The pollination ecology of a Mexican Acacia community. / Raine, N. E.

2001. 242 p.

Research output: ThesisDoctoral Thesis

Published

Abstract
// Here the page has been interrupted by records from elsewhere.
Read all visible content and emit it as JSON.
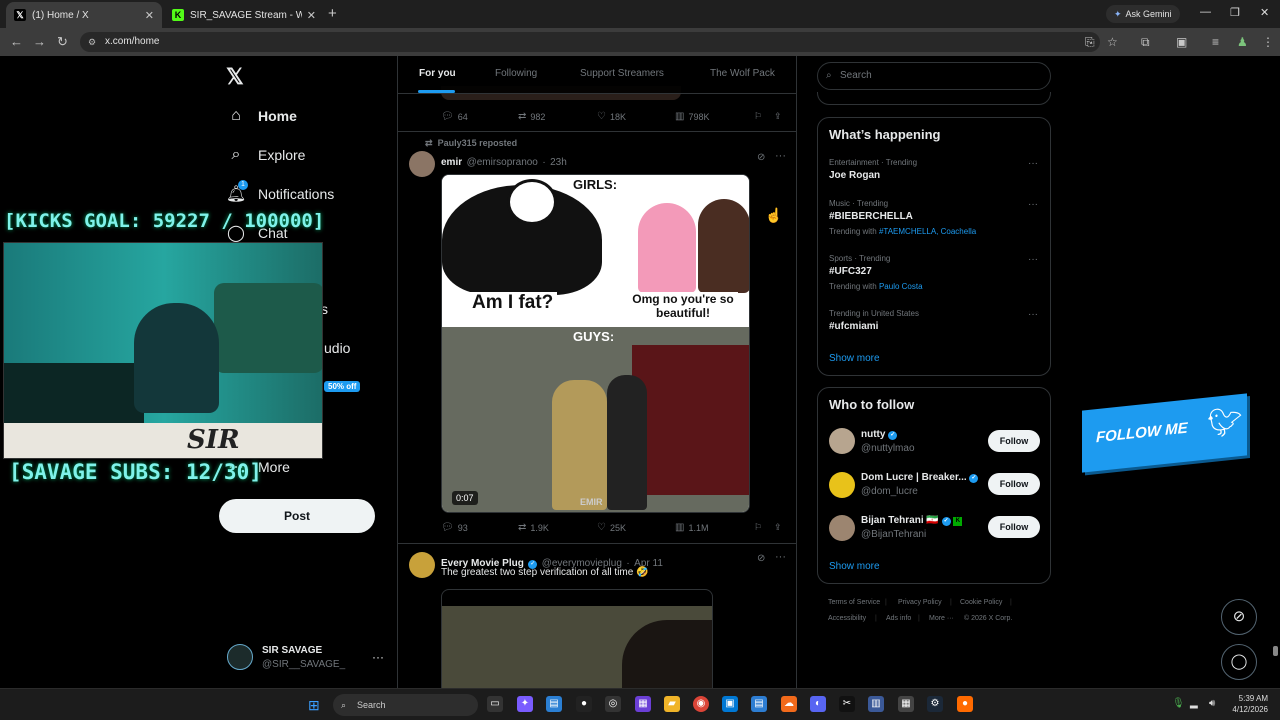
{
  "browser": {
    "tabs": [
      {
        "label": "(1) Home / X",
        "active": true
      },
      {
        "label": "SIR_SAVAGE Stream - Watch Liv",
        "active": false
      }
    ],
    "ask_gemini": "Ask Gemini",
    "url": "x.com/home"
  },
  "sidebar": {
    "items": [
      {
        "label": "Home",
        "icon": "home-icon"
      },
      {
        "label": "Explore",
        "icon": "search-icon"
      },
      {
        "label": "Notifications",
        "icon": "bell-icon",
        "badge": "1"
      },
      {
        "label": "Chat",
        "icon": "chat-icon"
      },
      {
        "label": "s",
        "icon": "list-icon"
      },
      {
        "label": "udio",
        "icon": "studio-icon"
      },
      {
        "label": "More",
        "icon": "more-circle-icon"
      }
    ],
    "post_label": "Post",
    "profile": {
      "name": "SIR SAVAGE",
      "handle": "@SIR__SAVAGE_"
    }
  },
  "feed_tabs": [
    "For you",
    "Following",
    "Support Streamers",
    "The Wolf Pack"
  ],
  "top_tweet_actions": {
    "replies": "64",
    "reposts": "982",
    "likes": "18K",
    "views": "798K"
  },
  "tweet1": {
    "repost_by": "Pauly315 reposted",
    "name": "emir",
    "handle": "@emirsopranoo",
    "time": "23h",
    "meme": {
      "girls": "GIRLS:",
      "fat": "Am I fat?",
      "omg": "Omg no you're so beautiful!",
      "guys": "GUYS:",
      "watermark": "EMIR"
    },
    "duration": "0:07",
    "replies": "93",
    "reposts": "1.9K",
    "likes": "25K",
    "views": "1.1M"
  },
  "tweet2": {
    "name": "Every Movie Plug",
    "handle": "@everymovieplug",
    "time": "Apr 11",
    "text": "The greatest two step verification of all time 🤣"
  },
  "right": {
    "search_placeholder": "Search",
    "happening_title": "What’s happening",
    "trends": [
      {
        "category": "Entertainment · Trending",
        "name": "Joe Rogan",
        "with": "",
        "links": ""
      },
      {
        "category": "Music · Trending",
        "name": "#BIEBERCHELLA",
        "with": "Trending with",
        "links": "#TAEMCHELLA, Coachella"
      },
      {
        "category": "Sports · Trending",
        "name": "#UFC327",
        "with": "Trending with",
        "links": "Paulo Costa"
      },
      {
        "category": "Trending in United States",
        "name": "#ufcmiami",
        "with": "",
        "links": ""
      }
    ],
    "show_more": "Show more",
    "wtf_title": "Who to follow",
    "who_to_follow": [
      {
        "name": "nutty",
        "handle": "@nuttylmao",
        "follow": "Follow"
      },
      {
        "name": "Dom Lucre | Breaker...",
        "handle": "@dom_lucre",
        "follow": "Follow"
      },
      {
        "name": "Bijan Tehrani 🇮🇷",
        "handle": "@BijanTehrani",
        "follow": "Follow"
      }
    ],
    "footer": [
      "Terms of Service",
      "Privacy Policy",
      "Cookie Policy",
      "Accessibility",
      "Ads info",
      "More ···",
      "© 2026 X Corp."
    ]
  },
  "overlay": {
    "kicks_goal": "[KICKS GOAL: 59227 / 100000]",
    "subs_goal": "[SAVAGE SUBS: 12/30]",
    "cam_brand": "SIR SAVAGE",
    "discount": "50% off",
    "follow_me": "FOLLOW ME"
  },
  "taskbar": {
    "search_label": "Search",
    "time": "5:39 AM",
    "date": "4/12/2026"
  },
  "colors": {
    "accent": "#1d9bf0",
    "background": "#000000",
    "overlay_text": "#7ff2ea"
  }
}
This thesis examines the interactions between patterns of resource availability and insect activity using the pollination ecology of a Mexican Acacia community as a model system. Plants present a number of resources (including pollen and nectar) used by insects, but the extent to which the patterns of resource presentation and the structuring of insect activity patterns influence one another is little known. The patterns of pollen presentation and flower visitation within a community of Acacia species in Chamela, México were studied over three field seasons between 1998 and 2000. Seasonal patterns of flowering and daily patterns of pollen release amongst species appeared to be important in achieving effective pollination in this Acacia community. Pollinator activity patterns tracked the amounts of pollen available in both seasonal and daily time. Data suggest the avoidance of movement by individual shared pollinators between Acacia macracantha and A. angustissima inflorescences, and the associated interspecific pollen flow, could potentially form the basis of a competitive interaction promoting divergence between these species in their daily patterns of pollen release. Spatial and temporal patterns of trophic reward (extrafloral nectar and Beltian bodies) presentation within the canopy of the ant-acacia A. hindsii and activity patterns of its associated ant-guard Pseudomyrmex veneficus were investigated. They revealed that trophic rewards are preferentially invested in the new growth leaves, hence making them the focus of ant guarding activity. During flowering there is potential for antagonistic interactions between the two groups of mutualists upon which this tree relies - pollinators and ant-guards. Despite substantial temporal overlap in the daily activity patterns of ant and pollinators, the potential for ant-pollinator conflict appears to be largely resolved by spatial segregation of the resources used by these two insect groups. In addition, A. hindsii flowers produce an ant-repellent substance that reinforces spatial segregation between ants and pollinators.
Original languageEnglish
QualificationPhD
Awarding Institution
  • University of Oxford
Supervisors/Advisors
  • Stone, G. N., Supervisor, External person
Publication statusPublished - 2001

ID: 1065464